(Interface dataset entries)
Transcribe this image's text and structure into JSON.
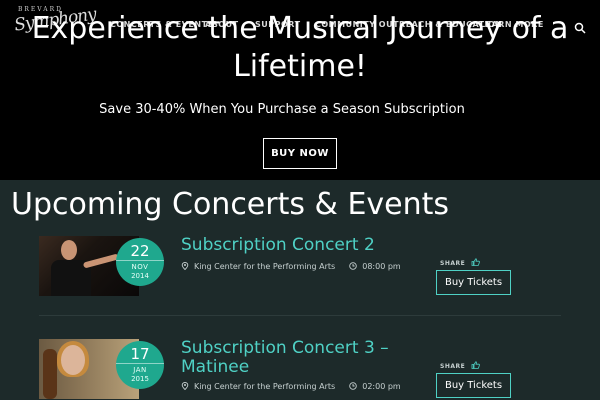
{
  "brand": {
    "small": "BREVARD",
    "script": "Symphony"
  },
  "nav": {
    "items": [
      "CONCERTS & EVENTS",
      "ABOUT",
      "SUPPORT",
      "COMMUNITY OUTREACH & EDUCATION",
      "LEARN MORE"
    ]
  },
  "hero": {
    "title_line1": "Experience the Musical Journey of a",
    "title_line2": "Lifetime!",
    "subtitle": "Save 30-40% When You Purchase a Season Subscription",
    "button": "BUY NOW"
  },
  "events_section": {
    "title": "Upcoming Concerts & Events",
    "events": [
      {
        "day": "22",
        "month": "NOV",
        "year": "2014",
        "title": "Subscription Concert 2",
        "venue": "King Center for the Performing Arts",
        "time": "08:00 pm",
        "share": "SHARE",
        "button": "Buy Tickets"
      },
      {
        "day": "17",
        "month": "JAN",
        "year": "2015",
        "title": "Subscription Concert 3 – Matinee",
        "venue": "King Center for the Performing Arts",
        "time": "02:00 pm",
        "share": "SHARE",
        "button": "Buy Tickets"
      }
    ]
  },
  "colors": {
    "accent": "#4fd1c5",
    "badge": "#1fa88e",
    "section_bg": "#1d2a2a",
    "hero_bg": "#000000"
  },
  "icons": [
    "search-icon",
    "pin-icon",
    "clock-icon",
    "thumbs-up-icon"
  ]
}
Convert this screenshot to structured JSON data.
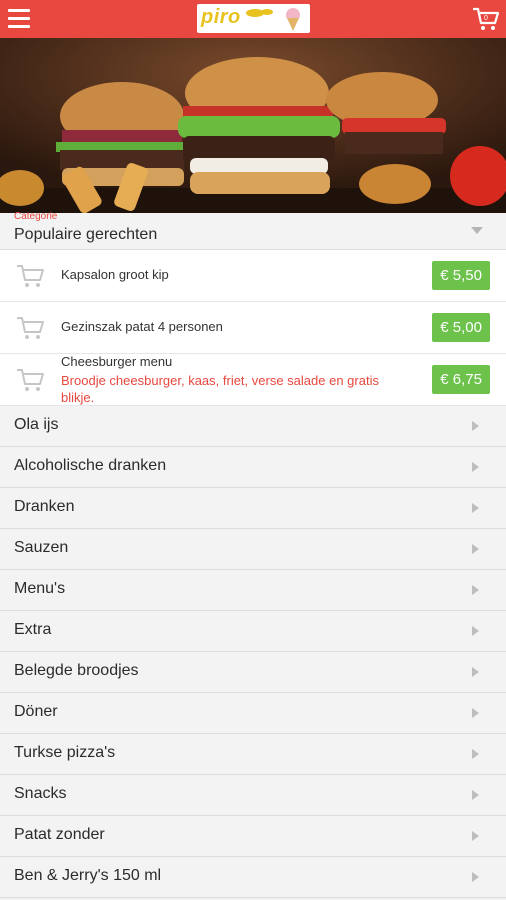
{
  "header": {
    "logo_text": "piro",
    "menu_icon": "hamburger-menu-icon",
    "cart_icon": "shopping-cart-icon",
    "brand_color": "#e8483f"
  },
  "category": {
    "label": "Categorie",
    "title": "Populaire gerechten"
  },
  "products": [
    {
      "name": "Kapsalon groot kip",
      "description": "",
      "price": "€ 5,50"
    },
    {
      "name": "Gezinszak patat 4 personen",
      "description": "",
      "price": "€ 5,00"
    },
    {
      "name": "Cheesburger menu",
      "description": "Broodje cheesburger, kaas, friet, verse salade en gratis blikje.",
      "price": "€ 6,75"
    }
  ],
  "categories": [
    "Ola ijs",
    "Alcoholische dranken",
    "Dranken",
    "Sauzen",
    "Menu's",
    "Extra",
    "Belegde broodjes",
    "Döner",
    "Turkse pizza's",
    "Snacks",
    "Patat zonder",
    "Ben & Jerry's 150 ml"
  ],
  "colors": {
    "price_bg": "#6cc24a",
    "accent": "#e8483f"
  }
}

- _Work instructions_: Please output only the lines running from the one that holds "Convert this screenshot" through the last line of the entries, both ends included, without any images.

- _Answer box_:
Convert this screenshot to structured JSON data.
{
  "header": {
    "logo_text": "piro",
    "menu_icon": "hamburger-menu-icon",
    "cart_icon": "shopping-cart-icon",
    "brand_color": "#e8483f"
  },
  "category": {
    "label": "Categorie",
    "title": "Populaire gerechten"
  },
  "products": [
    {
      "name": "Kapsalon groot kip",
      "description": "",
      "price": "€ 5,50"
    },
    {
      "name": "Gezinszak patat 4 personen",
      "description": "",
      "price": "€ 5,00"
    },
    {
      "name": "Cheesburger menu",
      "description": "Broodje cheesburger, kaas, friet, verse salade en gratis blikje.",
      "price": "€ 6,75"
    }
  ],
  "categories": [
    "Ola ijs",
    "Alcoholische dranken",
    "Dranken",
    "Sauzen",
    "Menu's",
    "Extra",
    "Belegde broodjes",
    "Döner",
    "Turkse pizza's",
    "Snacks",
    "Patat zonder",
    "Ben & Jerry's 150 ml"
  ],
  "colors": {
    "price_bg": "#6cc24a",
    "accent": "#e8483f"
  }
}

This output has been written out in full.